Sunday, October 20, 2013

August 12, 1863: Isaiah Albertson letter

On August 12, 1863, Corporal Isaiah Nelson Albertson, of Hope,  wrote to his sister Ella from Tilton Hospital in Wilmington, Delaware, where he was recuperating from his leg wound which he had received near the orchard of the Smith House on Emmittsburg Road in Gettysburg.  The letter was sent through the U.S. Christian Commission and Reverend E. Clark Cline, the chaplain of the 11th N.J. Volunteer Infantry Regiment. 

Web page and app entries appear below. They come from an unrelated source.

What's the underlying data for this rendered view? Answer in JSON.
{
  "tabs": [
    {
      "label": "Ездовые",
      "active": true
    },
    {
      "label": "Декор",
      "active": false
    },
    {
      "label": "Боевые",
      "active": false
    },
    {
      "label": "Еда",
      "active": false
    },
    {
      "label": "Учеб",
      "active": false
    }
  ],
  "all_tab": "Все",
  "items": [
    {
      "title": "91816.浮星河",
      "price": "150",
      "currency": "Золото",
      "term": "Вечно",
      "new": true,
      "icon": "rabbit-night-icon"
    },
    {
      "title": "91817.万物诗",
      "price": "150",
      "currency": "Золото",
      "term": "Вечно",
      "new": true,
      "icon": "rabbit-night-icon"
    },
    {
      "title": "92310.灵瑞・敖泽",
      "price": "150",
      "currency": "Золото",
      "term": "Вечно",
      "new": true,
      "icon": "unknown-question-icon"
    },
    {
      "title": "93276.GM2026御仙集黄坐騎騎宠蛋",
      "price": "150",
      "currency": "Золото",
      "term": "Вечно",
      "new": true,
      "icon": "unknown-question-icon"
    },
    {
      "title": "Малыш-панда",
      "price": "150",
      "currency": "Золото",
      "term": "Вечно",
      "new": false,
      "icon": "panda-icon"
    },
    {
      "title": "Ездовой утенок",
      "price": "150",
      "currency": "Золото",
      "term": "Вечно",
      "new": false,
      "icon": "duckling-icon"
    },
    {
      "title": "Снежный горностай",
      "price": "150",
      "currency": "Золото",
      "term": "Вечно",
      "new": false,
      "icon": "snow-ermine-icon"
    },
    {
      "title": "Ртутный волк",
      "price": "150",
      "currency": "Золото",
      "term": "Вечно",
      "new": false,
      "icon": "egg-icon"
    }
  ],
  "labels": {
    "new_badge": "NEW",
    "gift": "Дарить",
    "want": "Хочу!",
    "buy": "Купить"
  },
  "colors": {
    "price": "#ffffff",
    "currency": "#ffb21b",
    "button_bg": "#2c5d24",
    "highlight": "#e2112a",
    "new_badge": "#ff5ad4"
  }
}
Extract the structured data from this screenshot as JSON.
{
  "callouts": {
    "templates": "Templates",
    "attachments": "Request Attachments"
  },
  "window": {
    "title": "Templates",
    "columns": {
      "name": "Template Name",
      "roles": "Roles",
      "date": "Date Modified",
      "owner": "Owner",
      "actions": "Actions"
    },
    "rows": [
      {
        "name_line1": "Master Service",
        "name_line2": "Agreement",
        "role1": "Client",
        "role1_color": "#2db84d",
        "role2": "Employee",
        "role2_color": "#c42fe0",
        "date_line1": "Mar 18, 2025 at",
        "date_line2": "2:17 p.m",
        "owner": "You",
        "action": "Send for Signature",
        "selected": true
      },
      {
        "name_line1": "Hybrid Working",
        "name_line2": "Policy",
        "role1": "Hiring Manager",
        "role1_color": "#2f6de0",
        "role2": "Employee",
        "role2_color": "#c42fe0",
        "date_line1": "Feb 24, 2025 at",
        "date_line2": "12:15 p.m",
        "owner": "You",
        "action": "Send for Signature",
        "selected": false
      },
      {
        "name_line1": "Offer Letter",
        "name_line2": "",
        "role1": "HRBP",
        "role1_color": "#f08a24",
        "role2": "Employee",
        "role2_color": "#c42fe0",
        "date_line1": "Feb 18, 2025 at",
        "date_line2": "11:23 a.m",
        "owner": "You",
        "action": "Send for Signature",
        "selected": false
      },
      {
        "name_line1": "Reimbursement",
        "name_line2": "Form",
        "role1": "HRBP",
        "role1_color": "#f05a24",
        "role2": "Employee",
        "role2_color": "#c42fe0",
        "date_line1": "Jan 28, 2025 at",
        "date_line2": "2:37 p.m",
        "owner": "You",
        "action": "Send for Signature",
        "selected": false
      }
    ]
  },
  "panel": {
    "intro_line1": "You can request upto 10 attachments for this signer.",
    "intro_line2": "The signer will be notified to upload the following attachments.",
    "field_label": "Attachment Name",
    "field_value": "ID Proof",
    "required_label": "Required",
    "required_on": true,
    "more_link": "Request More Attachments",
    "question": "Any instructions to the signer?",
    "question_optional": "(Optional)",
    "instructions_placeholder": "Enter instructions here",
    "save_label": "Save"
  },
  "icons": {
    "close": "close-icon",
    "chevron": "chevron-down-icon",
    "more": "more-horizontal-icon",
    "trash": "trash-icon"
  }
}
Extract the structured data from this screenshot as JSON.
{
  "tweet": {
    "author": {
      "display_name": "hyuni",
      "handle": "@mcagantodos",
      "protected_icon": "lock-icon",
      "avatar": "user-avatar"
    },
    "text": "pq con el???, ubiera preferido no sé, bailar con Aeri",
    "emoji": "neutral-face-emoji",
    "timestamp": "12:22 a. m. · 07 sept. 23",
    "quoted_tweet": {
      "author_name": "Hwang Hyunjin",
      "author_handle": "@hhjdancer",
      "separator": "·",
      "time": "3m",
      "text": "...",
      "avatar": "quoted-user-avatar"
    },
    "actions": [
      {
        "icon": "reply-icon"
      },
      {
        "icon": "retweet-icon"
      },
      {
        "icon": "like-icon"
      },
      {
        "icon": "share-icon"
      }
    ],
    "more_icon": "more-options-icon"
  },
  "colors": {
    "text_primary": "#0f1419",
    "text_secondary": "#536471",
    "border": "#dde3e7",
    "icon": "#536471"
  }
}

Albertson wrote, "Sister Ell: I just received a letter from you and I will write in reply now for you to get it this week.  The weather is a little cooler this morning, Wednesday, than it has been for ten or twelve days past, I don't think it is much warmer here than what it is at home, although tis hot every day from morning till night and at night, too.  I have a good appetite considering the weather and not much exercise.  My wound is about the same, but I could soon get it worse by going out in the hot sun too much so I keep shady and keep it well wet with water.  Our folks can come down just when they get ready for I am sure of not getting a furlo [furlough] for some time, as they were sent to Baltimore yesterday to be signed by Gen. Schenck, I found out that my name was not with them, although I asked the Doct. and he said we could not all go at once, so I will have to wait until the first returns and run the risk of going then.  The Hospital is on the corner of Ninth and Talnall Sts.  Go up Market to Ninth, then west three blocks to Talnall St.

"Ell, I am glad that there is some prospect of there getting a Melodeon at the Union, as it certainly won't make the singing any worse than it ust [used] to be and with a fair chance of improving it.  We have one here, I guess, and a small choir comes in to sing, as preaching twist [twice] a week, but tis the Episcopal form, which does not seem natural, but the Melodeon does sound natural.  Tell Grandmother I often think of her, and she must not be at all uneasy about me.  I believe the rebellion will play out sooner or later.  If the union army is managed right they can be wiped out this fall.  The rebel prisoners say themselves they can't raise any more men.  I suppose the harvest apples are all right about now.  From your Brother, Nels."

Copyright 1999-2013: Jay C. Richards